older adults working beyond retirement

Some seniors live their dream retirements of rest, relaxation, and family. Other seniors, however, may find that after a brief period of retirement living, they long to return to the daily responsibility of a job. Work helps to create a sense of belonging, offers recognition, and provides a way to give back to the community. Many seniors begin to miss these benefits as they enter retirement, and for various reasons, they decide to step back into the work force. As a senior considers a job post-retirement, however, there are a few important things that they should consider.

Why do I want to work?

As you contemplate a job after retirement, it’s good to ask what your motives are. Your options for post-retirement employment may vary depending on why working is important to you at this time. Do you need to add more to your retirement fund? Or would you like to have extra money for luxury purchases? Are you bored now that you’re out of the work force and you’d like to get back into the flow of daily work assignments? Take a moment to note your key motivators and determine what is driving you toward work. Doing this will help you to understand which type of jobs you should look into and which jobs you’d be willing to accept.

Is there a better option?

Depending on your response to the previous question, there may be other options for you than working. You may also want to look into local clubs, classes, or volunteer options to meet your needs. If you’re interested in pursuing a hobby, you may consider a club of like-minded people or volunteering work in that area. Similarly if you’re interested in getting out of the house, these are great ways to meet people without the commitment of a regular job. Volunteering in a local hospital, animal shelter, or school can provide you will valued work and a chance to serve in the community without taking on the obligations of a daily job.

Is it worth it?

It’s important to consider all of your options before you decide to begin working or continue working in place of retirement. Working during retirement can come with costs to your social security benefits and Medicare. Before starting a job, you should evaluate if the benefits will outweigh the costs of taking it. Visit the social security website to help you to calculate the costs, and check to ensure that your benefits will not be reduced with your new income.

What kind of work do I want?

If after asking all of these questions you find that you still want to work, it’s time to decide where you’d like a job. Are you interested in pursuing a job related your past career? Or are you interested in monetizing a hobby? Perhaps you simply want a bit more disposable income and want something that’s low-stress and flexible. Seniors who are interested in finding work in a particular field should look for friends or connections in that area. Some employers seek experienced and practiced senior employees, but at other times, seniors may find it difficult to find an employer. Whenever possible, use your connections to get you in the door, and stay open to various options when you’re applying. Retail, clerical, and healthcare jobs often seek out and support older employees, and are a good place to start if you have no preference for job type.
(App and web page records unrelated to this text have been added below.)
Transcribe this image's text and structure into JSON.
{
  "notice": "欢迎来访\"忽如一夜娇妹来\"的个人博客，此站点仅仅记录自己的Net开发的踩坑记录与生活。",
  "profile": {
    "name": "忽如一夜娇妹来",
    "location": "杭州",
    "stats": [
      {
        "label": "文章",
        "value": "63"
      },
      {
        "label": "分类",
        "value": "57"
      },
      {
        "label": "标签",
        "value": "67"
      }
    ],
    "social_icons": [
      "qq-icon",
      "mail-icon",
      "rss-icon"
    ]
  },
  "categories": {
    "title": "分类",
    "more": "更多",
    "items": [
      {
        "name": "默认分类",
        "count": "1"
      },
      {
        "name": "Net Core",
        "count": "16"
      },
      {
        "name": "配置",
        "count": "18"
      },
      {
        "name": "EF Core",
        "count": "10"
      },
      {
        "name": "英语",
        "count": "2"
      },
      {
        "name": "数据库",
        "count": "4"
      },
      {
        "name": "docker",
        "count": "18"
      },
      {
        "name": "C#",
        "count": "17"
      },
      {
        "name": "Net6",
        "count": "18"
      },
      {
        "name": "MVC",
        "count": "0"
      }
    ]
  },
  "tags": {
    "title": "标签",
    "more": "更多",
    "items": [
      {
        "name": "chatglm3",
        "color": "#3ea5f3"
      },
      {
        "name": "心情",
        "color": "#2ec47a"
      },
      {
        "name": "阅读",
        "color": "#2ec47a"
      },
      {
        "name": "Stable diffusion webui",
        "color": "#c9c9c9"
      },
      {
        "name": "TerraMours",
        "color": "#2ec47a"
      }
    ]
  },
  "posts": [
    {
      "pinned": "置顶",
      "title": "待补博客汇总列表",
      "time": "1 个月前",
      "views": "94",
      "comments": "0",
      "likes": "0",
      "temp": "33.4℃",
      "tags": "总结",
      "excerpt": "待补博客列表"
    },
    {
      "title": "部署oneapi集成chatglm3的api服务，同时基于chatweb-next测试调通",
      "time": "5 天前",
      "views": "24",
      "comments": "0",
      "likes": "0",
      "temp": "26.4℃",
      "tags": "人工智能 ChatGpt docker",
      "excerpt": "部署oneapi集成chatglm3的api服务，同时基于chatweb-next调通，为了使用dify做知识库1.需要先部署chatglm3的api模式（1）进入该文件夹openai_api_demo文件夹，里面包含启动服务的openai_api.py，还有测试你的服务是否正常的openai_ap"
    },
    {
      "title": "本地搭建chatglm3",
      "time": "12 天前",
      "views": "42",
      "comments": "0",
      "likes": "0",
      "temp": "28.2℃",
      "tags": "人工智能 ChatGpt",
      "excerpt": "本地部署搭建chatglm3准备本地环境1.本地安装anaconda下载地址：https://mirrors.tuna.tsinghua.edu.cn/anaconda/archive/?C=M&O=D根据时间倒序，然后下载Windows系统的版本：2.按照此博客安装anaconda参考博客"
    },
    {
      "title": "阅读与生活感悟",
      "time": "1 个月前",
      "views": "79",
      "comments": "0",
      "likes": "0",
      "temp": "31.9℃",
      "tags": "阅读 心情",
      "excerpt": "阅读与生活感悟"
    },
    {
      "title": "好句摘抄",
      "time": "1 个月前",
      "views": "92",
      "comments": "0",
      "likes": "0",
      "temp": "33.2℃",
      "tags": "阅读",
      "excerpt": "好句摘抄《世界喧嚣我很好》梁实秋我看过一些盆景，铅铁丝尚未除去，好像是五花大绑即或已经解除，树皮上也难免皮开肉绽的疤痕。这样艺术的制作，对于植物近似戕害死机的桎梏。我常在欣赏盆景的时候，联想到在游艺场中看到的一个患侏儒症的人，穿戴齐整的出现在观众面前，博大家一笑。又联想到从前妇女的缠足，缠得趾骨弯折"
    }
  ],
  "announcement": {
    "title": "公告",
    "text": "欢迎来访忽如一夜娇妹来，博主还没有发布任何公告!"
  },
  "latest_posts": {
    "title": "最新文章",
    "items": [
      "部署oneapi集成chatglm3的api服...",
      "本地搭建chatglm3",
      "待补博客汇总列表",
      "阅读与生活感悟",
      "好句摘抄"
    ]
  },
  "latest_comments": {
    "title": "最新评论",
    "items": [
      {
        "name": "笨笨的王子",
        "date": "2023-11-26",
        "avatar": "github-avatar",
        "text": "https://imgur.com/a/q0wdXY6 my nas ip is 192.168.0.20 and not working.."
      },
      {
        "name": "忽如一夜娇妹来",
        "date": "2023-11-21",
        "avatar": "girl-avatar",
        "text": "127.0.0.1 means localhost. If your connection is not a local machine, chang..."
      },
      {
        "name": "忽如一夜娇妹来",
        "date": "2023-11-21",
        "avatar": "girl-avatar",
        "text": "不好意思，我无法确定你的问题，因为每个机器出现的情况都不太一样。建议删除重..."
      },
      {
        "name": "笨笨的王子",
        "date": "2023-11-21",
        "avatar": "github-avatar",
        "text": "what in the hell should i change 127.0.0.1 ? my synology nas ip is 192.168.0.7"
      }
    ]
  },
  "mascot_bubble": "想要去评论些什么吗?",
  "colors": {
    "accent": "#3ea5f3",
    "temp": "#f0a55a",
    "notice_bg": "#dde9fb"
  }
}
Working is a rewarding and valuable activity that many seniors want or need to participate in beyond the typical retirement age. To ensure that you find the best position for you and your circumstances take a few moments to consider your motivations and end goals. As you carefully evaluate your options, you’ll find that there are worthwhile jobs ready for you to fill.